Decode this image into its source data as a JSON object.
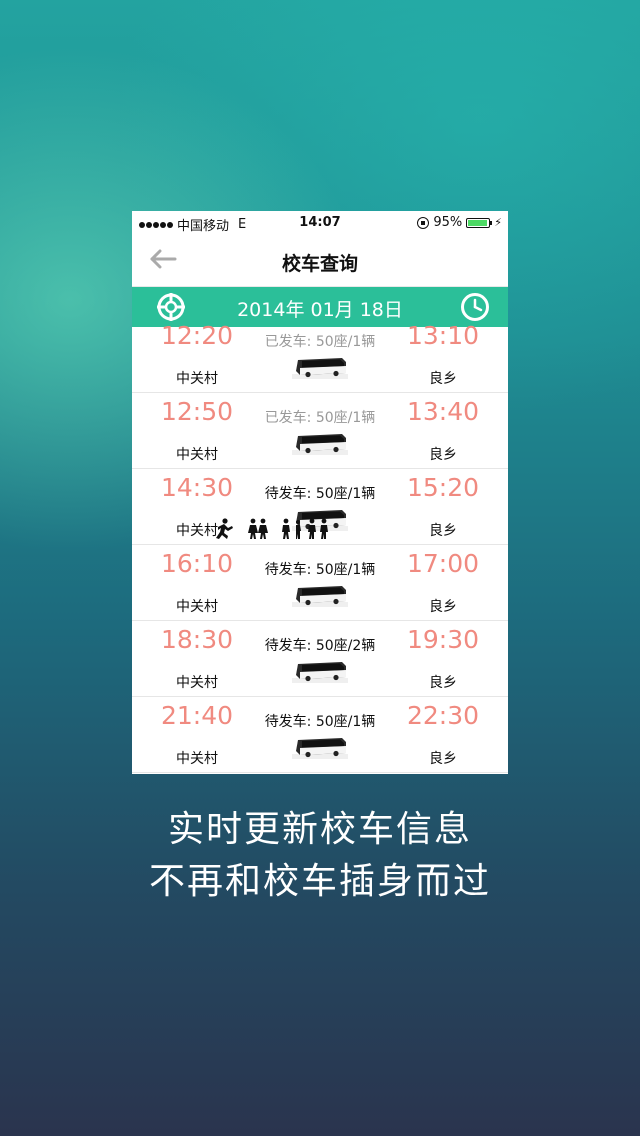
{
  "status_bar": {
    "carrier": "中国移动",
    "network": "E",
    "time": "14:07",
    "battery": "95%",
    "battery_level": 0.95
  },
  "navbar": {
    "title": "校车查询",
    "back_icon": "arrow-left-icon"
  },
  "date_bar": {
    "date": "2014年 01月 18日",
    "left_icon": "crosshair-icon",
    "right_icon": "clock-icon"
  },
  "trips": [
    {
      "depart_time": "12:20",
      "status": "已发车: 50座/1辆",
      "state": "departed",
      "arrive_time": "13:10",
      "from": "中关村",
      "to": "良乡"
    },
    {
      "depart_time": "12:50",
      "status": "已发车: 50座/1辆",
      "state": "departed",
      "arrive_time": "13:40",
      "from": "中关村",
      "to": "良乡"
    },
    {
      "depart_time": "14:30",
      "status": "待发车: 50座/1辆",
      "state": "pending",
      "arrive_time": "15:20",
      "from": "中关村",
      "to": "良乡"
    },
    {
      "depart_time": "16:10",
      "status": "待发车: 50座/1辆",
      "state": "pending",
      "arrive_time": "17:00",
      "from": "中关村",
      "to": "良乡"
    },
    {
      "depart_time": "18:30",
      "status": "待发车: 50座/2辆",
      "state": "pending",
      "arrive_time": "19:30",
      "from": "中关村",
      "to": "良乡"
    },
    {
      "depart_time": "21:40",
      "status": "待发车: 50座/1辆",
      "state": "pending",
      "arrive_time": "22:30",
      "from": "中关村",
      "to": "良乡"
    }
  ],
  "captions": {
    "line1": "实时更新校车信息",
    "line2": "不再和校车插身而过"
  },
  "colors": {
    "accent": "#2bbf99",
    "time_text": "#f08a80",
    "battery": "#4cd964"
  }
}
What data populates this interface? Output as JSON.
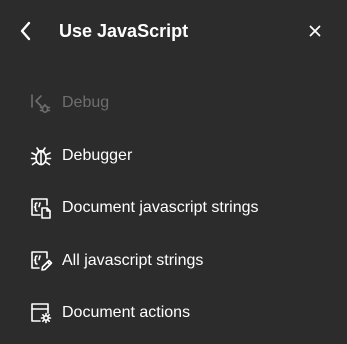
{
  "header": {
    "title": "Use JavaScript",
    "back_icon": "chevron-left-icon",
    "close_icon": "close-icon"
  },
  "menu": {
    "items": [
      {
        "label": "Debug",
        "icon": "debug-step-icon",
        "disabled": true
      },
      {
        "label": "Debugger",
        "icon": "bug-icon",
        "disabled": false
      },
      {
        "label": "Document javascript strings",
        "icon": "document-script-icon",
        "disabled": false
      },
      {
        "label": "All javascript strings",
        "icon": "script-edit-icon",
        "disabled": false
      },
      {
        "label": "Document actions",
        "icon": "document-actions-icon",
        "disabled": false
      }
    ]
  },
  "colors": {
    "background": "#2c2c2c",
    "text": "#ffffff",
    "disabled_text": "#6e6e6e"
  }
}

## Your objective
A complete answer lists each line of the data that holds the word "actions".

## Answer box
        "label": "Document actions",
        "icon": "document-actions-icon",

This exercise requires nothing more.